Mechanic Liens: What You Need to Know
Numerous mechanics and contractors will regularly go unpaid after providing top-notch services, leaving most without a proper cash reserve to sustain their daily lives. If you have been caught up in such a scenario, there exists a feasible solution to your problem, allowing you to get compensated for your labor and any other services that you have provided. Mechanic liens will be the solution you need, with the following guide detailing what it encompasses.
A mechanics lien refers to a legal claim filed for any unpaid construction work. Similar to a mortgage, it acts as a cloud on title and must be resolved before the conveyance or sale of the property or if the owner wishes to refinance its mortgage. This claim will usually disrupt the flow of funds for the home or property in question, pushing the property owners to settle any outstanding claims with immediate effect. Failure to resolve such a claim could impact multiple parties such as the lenders, general contractors, and the property or homeowners, resulting in the loss of reputation, a factor that most will often try to avoid.
Who Can File a Mechanics Lien?
According to an Illinois mechanics lien lawyer, parties who help permanently improve property can file mechanic liens. This means that if you are a material supplier, general contractor, laborer, or subcontractor, the law allows you to claim any unpaid work. Architects, design professionals, and equipment lessors also have a right to make a claim under Illinois law..
To note is that liens are available on private construction projects, allowing you to make a claim on commercial, residential, and industrial projects.
While a contractor cannot assert a lien against public property itself, parties involved in such projects can make a bond claim on any unpaid work as well as assert a lien claim against the funds that are due the general contractor by the public entity.
Steps Involved In a Mechanics Lien
Filing for mechanic liens will often require you to file various documents during your work, allowing you to get the best chance of getting paid. Attorneys suggest first ensuring that you protect your right to file a claim by utilizing the following steps.
Send the Preliminary Notice if you are a subcontractor or material supplier single family owner occupied project
A preliminary notice is a document that alerts the property owner, lender, and general contractor that you are working on a specific project. This protects your right to make a lien if you encounter future problems.
Send a Subcontractor’s Notice of Claim for Lien / Notice of Intent
A notice of intent or notice of lien claim is a document that informs the property owner and general contractor that the subcontractor or material supplier will file a mechanics lien if you are not paid. It encourages all parties involved to make the necessary payments to avoid a mechanic lien. Under Illinois law, a subcontractor must serve its notice within 90 days of its last date of work.
File a Mechanics Lien

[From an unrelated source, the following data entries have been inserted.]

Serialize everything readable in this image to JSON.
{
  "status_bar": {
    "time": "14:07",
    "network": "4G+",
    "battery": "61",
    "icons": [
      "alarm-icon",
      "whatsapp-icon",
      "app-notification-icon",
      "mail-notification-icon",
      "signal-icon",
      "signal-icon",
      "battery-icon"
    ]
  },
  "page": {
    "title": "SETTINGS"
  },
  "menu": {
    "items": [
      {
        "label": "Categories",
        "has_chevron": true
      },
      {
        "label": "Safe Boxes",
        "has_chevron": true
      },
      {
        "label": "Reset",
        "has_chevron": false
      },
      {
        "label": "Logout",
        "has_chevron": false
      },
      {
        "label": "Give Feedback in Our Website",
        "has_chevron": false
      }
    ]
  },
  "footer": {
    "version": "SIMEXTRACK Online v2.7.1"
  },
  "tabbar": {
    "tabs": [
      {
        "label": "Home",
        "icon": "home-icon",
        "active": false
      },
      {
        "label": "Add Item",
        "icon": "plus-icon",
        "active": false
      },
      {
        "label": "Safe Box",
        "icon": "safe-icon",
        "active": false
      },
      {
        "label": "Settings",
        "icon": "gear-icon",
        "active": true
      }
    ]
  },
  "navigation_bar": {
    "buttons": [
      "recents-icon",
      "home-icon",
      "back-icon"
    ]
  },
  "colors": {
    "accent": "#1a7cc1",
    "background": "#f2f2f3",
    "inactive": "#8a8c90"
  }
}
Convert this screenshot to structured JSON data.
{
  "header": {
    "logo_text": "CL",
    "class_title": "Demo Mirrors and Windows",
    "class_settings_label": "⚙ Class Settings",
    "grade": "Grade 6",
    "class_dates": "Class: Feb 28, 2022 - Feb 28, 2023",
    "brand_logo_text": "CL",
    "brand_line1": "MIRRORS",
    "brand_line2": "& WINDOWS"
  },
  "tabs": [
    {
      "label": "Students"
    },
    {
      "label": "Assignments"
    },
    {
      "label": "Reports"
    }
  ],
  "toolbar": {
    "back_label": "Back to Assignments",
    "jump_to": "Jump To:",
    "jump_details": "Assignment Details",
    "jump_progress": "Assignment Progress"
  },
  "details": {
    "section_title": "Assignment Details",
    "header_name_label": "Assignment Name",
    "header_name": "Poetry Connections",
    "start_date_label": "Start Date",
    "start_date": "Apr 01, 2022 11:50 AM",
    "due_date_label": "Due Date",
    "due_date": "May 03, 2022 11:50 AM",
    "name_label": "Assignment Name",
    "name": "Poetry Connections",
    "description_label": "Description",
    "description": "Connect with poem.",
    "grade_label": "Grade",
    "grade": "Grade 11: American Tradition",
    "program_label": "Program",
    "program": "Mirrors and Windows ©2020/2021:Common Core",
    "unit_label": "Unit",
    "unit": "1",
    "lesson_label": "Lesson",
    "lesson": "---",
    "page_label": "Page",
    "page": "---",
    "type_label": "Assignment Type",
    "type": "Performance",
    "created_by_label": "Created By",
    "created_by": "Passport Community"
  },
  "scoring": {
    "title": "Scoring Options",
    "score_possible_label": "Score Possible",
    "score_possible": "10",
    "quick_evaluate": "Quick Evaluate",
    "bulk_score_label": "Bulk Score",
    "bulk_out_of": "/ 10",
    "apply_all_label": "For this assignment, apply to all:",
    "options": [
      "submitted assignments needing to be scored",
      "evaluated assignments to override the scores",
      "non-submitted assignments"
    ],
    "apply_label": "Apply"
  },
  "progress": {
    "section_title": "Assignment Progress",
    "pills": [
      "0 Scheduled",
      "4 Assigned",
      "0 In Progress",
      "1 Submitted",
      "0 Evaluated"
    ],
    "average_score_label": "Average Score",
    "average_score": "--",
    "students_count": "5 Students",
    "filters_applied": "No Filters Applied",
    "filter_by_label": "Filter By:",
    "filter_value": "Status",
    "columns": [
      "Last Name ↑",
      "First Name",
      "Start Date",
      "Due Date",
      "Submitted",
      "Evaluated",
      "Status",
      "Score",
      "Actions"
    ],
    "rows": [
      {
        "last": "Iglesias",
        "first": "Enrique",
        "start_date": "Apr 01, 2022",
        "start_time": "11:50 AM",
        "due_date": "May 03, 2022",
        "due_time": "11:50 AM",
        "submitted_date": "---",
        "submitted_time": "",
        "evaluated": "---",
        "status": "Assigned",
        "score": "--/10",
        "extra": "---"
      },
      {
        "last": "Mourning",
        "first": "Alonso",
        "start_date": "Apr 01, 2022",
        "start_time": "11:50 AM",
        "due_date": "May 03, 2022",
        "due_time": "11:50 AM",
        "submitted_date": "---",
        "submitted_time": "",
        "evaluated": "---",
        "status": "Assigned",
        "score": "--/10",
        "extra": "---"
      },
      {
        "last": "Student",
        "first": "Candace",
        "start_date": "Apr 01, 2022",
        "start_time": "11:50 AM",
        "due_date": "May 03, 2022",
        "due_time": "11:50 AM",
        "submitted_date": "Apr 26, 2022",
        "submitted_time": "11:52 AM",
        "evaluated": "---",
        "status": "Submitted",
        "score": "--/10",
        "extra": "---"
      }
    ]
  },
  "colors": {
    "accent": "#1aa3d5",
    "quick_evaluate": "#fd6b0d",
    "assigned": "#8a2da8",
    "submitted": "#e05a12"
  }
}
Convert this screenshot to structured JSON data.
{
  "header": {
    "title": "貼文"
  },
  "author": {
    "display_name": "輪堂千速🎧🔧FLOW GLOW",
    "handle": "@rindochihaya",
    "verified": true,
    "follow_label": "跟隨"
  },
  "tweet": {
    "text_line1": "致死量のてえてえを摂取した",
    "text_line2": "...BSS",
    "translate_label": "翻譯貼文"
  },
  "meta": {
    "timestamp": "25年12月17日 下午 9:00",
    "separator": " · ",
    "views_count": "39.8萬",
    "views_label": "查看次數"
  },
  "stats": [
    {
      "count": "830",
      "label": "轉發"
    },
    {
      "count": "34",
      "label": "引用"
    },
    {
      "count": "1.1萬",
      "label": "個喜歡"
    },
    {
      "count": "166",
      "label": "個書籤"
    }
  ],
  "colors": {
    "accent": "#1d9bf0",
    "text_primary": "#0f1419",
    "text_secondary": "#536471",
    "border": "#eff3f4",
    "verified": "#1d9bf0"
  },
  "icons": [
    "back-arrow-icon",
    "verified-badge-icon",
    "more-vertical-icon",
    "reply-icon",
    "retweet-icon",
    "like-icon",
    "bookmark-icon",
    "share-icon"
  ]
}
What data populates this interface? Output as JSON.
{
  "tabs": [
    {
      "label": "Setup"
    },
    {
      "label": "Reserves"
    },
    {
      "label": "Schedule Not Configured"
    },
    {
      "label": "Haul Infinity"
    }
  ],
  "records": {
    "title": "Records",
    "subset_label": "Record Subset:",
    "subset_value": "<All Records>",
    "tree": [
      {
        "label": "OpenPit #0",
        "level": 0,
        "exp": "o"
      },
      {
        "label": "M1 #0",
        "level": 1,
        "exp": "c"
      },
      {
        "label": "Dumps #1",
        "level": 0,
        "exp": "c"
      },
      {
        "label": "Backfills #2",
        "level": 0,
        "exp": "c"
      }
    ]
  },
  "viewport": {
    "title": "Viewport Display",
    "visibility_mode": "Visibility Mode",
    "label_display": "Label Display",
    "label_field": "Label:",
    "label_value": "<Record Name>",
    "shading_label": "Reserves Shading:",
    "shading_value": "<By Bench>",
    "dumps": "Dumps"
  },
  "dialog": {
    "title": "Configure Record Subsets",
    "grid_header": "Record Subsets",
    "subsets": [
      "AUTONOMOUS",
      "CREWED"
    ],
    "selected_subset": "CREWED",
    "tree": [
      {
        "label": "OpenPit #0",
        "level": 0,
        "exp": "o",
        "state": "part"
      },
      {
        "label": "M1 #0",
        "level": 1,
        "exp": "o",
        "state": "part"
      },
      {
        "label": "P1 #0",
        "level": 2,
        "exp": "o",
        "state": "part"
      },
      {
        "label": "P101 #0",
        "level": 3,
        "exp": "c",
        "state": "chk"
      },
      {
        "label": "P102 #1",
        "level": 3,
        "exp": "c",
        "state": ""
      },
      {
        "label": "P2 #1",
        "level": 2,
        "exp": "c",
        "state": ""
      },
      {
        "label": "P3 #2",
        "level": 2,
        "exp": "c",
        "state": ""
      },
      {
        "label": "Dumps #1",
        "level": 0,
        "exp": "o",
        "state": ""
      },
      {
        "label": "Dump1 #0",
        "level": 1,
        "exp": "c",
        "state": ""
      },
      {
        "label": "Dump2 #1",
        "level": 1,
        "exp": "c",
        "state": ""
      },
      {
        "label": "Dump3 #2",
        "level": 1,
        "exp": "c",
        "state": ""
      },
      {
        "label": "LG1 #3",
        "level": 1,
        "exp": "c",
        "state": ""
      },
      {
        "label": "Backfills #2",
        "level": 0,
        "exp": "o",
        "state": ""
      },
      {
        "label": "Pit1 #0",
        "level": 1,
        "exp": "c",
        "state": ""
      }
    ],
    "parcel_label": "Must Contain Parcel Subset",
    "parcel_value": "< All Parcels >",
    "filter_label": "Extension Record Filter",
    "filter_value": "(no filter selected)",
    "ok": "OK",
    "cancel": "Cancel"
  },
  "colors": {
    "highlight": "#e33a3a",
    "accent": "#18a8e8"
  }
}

The next step will be recording a mechanic lien at the office of the recorder of deeds in which the property is located. Under Illinois law, the contractor must record the lien within four months of its last date of work for it to be good against third parties. The lien can be recorded within 2 years but after 4 months, it will only be enforceable against the original owner.
Release or Enforce the Lien
The last step will be either releasing or enforcing the lien. If you receive your payment, you will be required to release the lien, failure to which could result in penalties. If, however, your lien is not satisfied, you can choose to pursue court action, with an Illinois construction attorney guiding you to the proper legal process.
How an Attorney Can Help
A Chicago mechanics lien lawyer will be a necessary addition to your legal team when filing mechanics liens, as they will generally provide counsel on the proper steps to take to help you receive the compensation you are owed. If you need help with any of the above, consider reaching out to Grzymala Law Offices, P.C. today.